|Focuses on the purpose and functions of the mind
|Uses introspection as the primary method of inquiry
|Uses various methods, including observation and experimentation, to understand the mind
|Believes that consciousness can be broken down into smaller parts
|Believes that consciousness is a continuous process that serves an adaptive purpose
In spite of these criticisms, the contributions of structuralism and functionalism to the field of psychology cannot be denied. While these theories may no longer be used as extensively as they once were, they remain important landmarks in the history of psychology and continue to affect the way we think about the human mind and behavior.
Application of Structuralism and Functionalism in Contemporary Psychology
Both structuralism and functionalism have made significant contributions to the field of psychology. The following are the key ways that these two approaches are being applied in contemporary research:
- Neuroscience: Structuralism’s focus on breaking down the mind into its individual components has paved the way for modern neuroscience, which seeks to understand the brain at a molecular and cellular level. Meanwhile, functionalism’s emphasis on how mental processes adapt to various environmental conditions continues to guide research on neural plasticity and brain development.

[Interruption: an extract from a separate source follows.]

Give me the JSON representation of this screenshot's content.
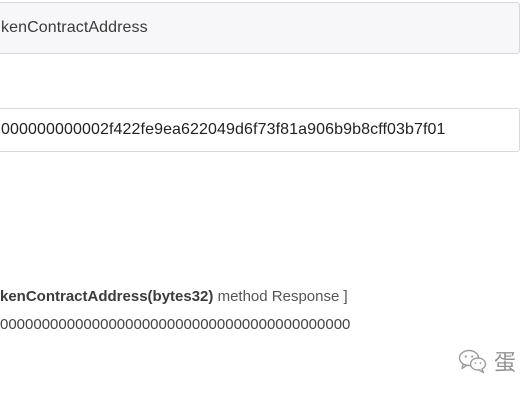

- Cognitive Psychology: Structuralism’s introspective methods have influenced modern cognitive psychology’s emphasis on self-report data to understand mental processes. Functionalism’s ecological perspective has also inspired the development of embodied cognition, which emphasizes how our bodies and environments shape our thinking processes.
- Evolutionary Psychology: Both structuralism and functionalism have been instrumental in shaping evolutionary psychology, which seeks to understand how our mental processes have adapted to provide evolutionary advantages. Structuralism’s focus on mental processes has allowed researchers to understand how certain cognitive abilities arose. Meanwhile, functionalism’s focus on the purposes of mental processes has guided research on how certain behaviors facilitate survival and reproduction.
Overall, while structuralism and functionalism may seem outdated, their contributions to the field of psychology are numerous and continue to guide contemporary research in many areas of psychology.
What are the similarities and differences between structuralism and functionalism?
1. What is structuralism and functionalism?
Structuralism and functionalism are two different approaches in psychology. Structuralism aims to understand the structure of human mind while functionalism looks at how mental processes help individuals adapt to their environment.
2. What are the similarities between structuralism and functionalism?
Both structuralism and functionalism are concerned with the study of consciousness and mental processes. They also agree that mental processes should be studied scientifically.
3. What are the differences between structuralism and functionalism?
Structuralism analyzes the mental processes by breaking it down into its individual components while functionalism focuses on studying mental processes as a whole and how it helps individuals adapt to their environment.
4. How does structuralism contribute to psychology?
Structuralism contributed to the development of psychology by creating a foundation for the scientific study of mental processes. It also paved the way for other approaches such as behaviorism and cognitive psychology.
5. How does functionalism contribute to psychology?
Functionalism contributed to the development of psychology by shifting focus on mental processes as a means of adapting to the environment. It also emphasized the importance of studying behavior and experiences in real-world settings.
Thank you for taking the time to read about the similarities and differences between structuralism and functionalism. While both approaches have contributed greatly to the study of psychology, they differ in their methods and goals. We hope this article has helped you gain a better understanding of these two important approaches. Please visit us again for more informative articles on psychology.